SAN FRANCISCO (GenomeWeb) – At the American Society of Microbiology's annual Microbe conference here over the weekend, Joe DeRisi, co-president of the Chan Zuckerberg Biohub, said that with funding from the Bill and Melinda Gates Foundation the Biohub has awarded grants to research groups in 10 countries to begin implementing metagenomic sequencing for infectious diseases.
Grants were awarded to research groups in Bangladesh, Brazil, Cambodia, Kenya, Malawi, Nepal, Pakistan, South Africa, The Gambia, and Vietnam. Starting next month, researchers from the respective teams will come to the University of California, San Francisco to receive training in a metagenomic sequencing protocol. In addition, they will also receive sequencing equipment and reagents, as well as bioinformatics support, DeRisi said.
The Biohub team has developed a cloud-based, open-source pipeline for pathogen detection and surveillance called ID-seq, and DeRisi said that the team sought funding from the Gates Foundation to work with groups around the world following a successful pilot project in Bangladesh.
In collaboration with a team led by Senjuti Saha, a clinical microbiologist at the Child Health Research Foundation in Dhaka, Bangladesh, the researchers began implementing metagenomic sequencing of cerebrospinal fluid to understand the cause of meningitis.
DeRisi said that meningitis is a major cause of death in children in Bangladesh, but the underlying cause of meningitis is unknown in the majority of cases. Researchers at the Biohub had been developing a research version of a metagenomic NGS test for cerebrospinal fluid that is now being implemented clinically at the University of California, San Francisco, and they thought that the pipeline could help Saha's team. Saha came to the Biohub where she learned how to run the test and use the ID-seq pipeline, and launched a pilot study back in Dhaka.
The team described the results of the 91-person pilot in a preprint posted on the BioRxiv server in March. They ran the ID-seq pipeline on cerebrospinal fluid from 36 positive control samples with known neurologic infection, 30 samples without infection, and 25 cases of unexplained meningitis.
DeRisi described one particular case in which ID-seq identified chikungunya virus in the CSF sample of a five-day-old neonate who had unexplained meningitis, which was subsequently confirmed. The ID-seq pipeline also includes de novo assembly, DeRisi said, so the researchers were able to assemble the whole genome of the chikungunya virus and do phylogenetic analysis.

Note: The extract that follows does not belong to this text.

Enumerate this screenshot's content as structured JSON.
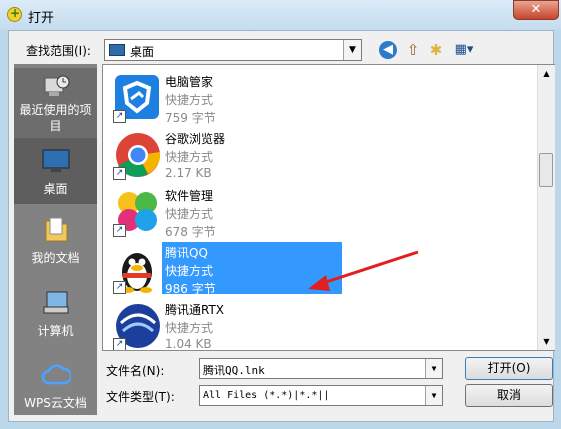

The researchers found that the chikungunya genome was more than 99 percent similar to a strain that had originated in Pakistan and caused a febrile outbreak in Dhaka in the summer of 2017. Chikungunya was also found in two other individuals in the study who had had unexplained meningitis. Sequencing and phylogenetic analysis found that all three chikungunya genomes were highly similar to each other and to the 2017 strain that had caused the febrile outbreak.
So, the researchers wondered whether the virus had also caused additional cases of meningitis. When they went back and examined 472 cerebrospinal fluid samples that had been collected during the summer of 2017, they found an additional 17 cases. While chikungunya has increasingly been reported to be associated with neurological illnesses, such cases had not previously been identified in Bangladesh, so the finding could help inform future policy decisions.
DeRisi said that the 10 new projects will begin kicking off next month as researchers start coming to San Francisco for training. The projects run the gamut of infectious disease research and include pathogen discovery, research on vector-borne disease, neonatal sepsis, zoonotic transmission, antimicrobial resistance, and uncovering causes of unexplained childhood mortality.
The goal is for "training and open-access platforms like ID-seq [to make metagenomic sequencing] globally accessible," DeRisi said.
In addition, he said, he hoped the research groups using ID-seq would use it as a means to share their data with other microbiology researchers. "It's something that doesn't routinely happen, but should," he said, and would be critical if researchers wanted to stop the spread of emerging pathogens.